Overall I feel like the average is about 40-60 hours, spread across a few calendar weeks. But like I said, it depends on the details, and some are more and some less. Also, that effort includes all of those things you mentioned (analysis, scripting, execution, testing) along with meetings, several dry-runs (to both dev and one to prod), and "tweaks" to the data. A "tweak" could be a reorganization of the data to different "places", or marking older questions as "Assumed Answered", or injecting additional HTML into the content.
The things that have the biggest affect on the effort is:
- The number of content types being migrated (users, documents, discussions, ideas, etc.). More content types means more scripting.
- The number of content items. E.g. Moving 100k content items requires more effort than 5k.
I find that every migration project is a little different, and each client has slightly different needs. So instead of having a pre-build Drupal-to-Jive migration tool we use a generic tool that we built in-house and then supplement it with scripting. This allows me to let the client drive the conversation on how they want the the content migrated instead of me telling the client, "this is what our tool does".
Anyway, if you has a specific project that you wanted to discuss, let me know.

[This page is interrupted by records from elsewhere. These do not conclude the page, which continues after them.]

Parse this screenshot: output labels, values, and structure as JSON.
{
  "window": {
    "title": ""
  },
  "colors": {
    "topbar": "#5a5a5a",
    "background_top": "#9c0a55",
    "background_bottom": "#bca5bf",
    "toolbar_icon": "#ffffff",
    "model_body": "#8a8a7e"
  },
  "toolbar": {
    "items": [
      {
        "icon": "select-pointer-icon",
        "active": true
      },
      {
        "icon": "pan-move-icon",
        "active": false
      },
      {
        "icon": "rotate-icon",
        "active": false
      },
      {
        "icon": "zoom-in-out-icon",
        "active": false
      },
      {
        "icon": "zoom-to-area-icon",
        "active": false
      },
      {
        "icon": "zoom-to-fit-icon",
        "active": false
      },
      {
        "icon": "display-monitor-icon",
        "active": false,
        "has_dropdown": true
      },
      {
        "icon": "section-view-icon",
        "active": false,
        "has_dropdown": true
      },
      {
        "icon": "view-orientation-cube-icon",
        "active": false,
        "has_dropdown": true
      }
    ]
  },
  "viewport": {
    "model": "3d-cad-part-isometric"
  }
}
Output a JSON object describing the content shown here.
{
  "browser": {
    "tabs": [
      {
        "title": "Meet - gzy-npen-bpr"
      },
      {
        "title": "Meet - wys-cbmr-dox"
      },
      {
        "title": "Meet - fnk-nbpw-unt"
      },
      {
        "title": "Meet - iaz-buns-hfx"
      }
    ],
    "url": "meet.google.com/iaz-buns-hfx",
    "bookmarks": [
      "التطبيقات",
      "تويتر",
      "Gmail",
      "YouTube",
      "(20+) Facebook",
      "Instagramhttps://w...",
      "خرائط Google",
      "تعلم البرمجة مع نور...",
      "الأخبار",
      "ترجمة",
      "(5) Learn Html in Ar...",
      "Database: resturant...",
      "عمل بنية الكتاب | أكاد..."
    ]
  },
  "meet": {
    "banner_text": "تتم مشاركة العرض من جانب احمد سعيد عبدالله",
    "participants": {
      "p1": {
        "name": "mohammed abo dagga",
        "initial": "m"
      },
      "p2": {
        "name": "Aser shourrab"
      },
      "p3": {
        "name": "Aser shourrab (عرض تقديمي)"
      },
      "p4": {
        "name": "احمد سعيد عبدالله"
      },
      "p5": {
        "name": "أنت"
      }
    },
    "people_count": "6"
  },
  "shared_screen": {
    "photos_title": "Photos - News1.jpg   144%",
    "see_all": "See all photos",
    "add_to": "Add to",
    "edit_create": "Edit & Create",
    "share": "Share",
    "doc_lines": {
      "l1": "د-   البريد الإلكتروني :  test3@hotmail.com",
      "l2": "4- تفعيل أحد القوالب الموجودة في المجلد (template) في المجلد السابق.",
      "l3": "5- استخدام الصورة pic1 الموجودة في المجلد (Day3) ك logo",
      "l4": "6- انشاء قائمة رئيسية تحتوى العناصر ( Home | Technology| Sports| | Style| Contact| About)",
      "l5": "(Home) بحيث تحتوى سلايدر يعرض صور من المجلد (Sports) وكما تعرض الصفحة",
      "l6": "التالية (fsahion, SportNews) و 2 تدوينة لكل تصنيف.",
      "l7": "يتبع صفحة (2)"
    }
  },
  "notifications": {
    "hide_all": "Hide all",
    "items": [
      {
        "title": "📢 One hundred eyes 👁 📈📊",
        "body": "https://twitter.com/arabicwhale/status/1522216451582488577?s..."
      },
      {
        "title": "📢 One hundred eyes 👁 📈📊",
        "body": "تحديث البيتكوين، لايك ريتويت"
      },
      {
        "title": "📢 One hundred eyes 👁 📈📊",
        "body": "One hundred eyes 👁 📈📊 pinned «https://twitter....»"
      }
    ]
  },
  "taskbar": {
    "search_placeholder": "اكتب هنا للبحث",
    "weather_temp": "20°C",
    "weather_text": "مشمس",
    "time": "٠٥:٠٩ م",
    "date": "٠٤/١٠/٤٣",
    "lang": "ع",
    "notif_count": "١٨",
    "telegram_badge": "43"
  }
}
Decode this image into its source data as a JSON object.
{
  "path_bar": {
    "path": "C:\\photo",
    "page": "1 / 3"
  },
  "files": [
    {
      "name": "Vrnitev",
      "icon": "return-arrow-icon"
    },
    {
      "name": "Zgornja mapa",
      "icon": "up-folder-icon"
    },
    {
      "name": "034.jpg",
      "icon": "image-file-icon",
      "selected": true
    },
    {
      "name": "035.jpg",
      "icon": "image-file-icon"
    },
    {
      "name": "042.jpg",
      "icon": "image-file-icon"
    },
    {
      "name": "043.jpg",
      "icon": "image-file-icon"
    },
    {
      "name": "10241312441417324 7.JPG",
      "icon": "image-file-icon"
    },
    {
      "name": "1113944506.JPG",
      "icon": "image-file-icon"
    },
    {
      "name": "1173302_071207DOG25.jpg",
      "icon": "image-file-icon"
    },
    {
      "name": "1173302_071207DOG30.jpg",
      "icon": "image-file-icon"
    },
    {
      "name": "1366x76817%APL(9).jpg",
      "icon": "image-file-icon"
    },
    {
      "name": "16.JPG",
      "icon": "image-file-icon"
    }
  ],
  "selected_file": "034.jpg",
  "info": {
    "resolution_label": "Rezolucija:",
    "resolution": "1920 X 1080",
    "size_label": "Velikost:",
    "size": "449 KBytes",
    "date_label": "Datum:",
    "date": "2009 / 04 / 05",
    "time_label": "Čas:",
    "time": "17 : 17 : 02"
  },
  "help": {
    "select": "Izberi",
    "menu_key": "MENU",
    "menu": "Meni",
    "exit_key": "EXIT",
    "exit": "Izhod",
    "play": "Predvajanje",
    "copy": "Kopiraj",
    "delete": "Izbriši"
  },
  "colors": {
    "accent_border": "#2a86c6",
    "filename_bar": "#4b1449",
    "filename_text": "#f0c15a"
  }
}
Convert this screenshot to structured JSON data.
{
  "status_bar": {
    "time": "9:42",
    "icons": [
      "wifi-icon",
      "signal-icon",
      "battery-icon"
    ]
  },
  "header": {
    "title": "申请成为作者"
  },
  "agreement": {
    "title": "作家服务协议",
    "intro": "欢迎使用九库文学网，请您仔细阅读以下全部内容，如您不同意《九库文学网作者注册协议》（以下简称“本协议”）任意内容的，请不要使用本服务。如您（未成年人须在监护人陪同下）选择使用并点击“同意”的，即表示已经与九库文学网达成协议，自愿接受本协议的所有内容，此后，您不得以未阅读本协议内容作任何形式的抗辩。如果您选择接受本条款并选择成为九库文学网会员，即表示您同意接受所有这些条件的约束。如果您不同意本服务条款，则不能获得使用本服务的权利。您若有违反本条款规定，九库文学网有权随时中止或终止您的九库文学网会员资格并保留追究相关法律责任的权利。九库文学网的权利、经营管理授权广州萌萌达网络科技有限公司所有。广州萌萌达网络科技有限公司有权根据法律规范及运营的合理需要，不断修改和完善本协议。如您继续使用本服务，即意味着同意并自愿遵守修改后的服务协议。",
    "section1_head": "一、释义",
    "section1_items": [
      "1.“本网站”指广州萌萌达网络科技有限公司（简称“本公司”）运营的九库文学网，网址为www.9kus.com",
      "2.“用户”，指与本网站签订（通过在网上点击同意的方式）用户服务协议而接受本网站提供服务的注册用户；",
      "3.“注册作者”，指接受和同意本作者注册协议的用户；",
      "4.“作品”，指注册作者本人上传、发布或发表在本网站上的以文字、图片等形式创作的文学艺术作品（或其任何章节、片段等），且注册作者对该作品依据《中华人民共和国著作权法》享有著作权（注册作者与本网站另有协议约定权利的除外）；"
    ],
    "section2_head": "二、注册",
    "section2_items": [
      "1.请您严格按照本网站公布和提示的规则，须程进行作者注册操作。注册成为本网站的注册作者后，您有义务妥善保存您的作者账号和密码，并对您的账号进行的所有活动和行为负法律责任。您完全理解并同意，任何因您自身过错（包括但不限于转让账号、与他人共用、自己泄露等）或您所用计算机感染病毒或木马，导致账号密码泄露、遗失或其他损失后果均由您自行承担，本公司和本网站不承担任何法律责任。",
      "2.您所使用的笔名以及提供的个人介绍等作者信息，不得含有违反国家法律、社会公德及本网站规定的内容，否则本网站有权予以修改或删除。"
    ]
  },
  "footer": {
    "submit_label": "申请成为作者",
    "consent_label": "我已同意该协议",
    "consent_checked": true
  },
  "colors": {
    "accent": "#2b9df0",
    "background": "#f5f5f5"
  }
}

Wow, Robert! Thanks for the thorough response. I really appreciate you chiming in to this conversation!
Thanks, Rob! #migrationmaster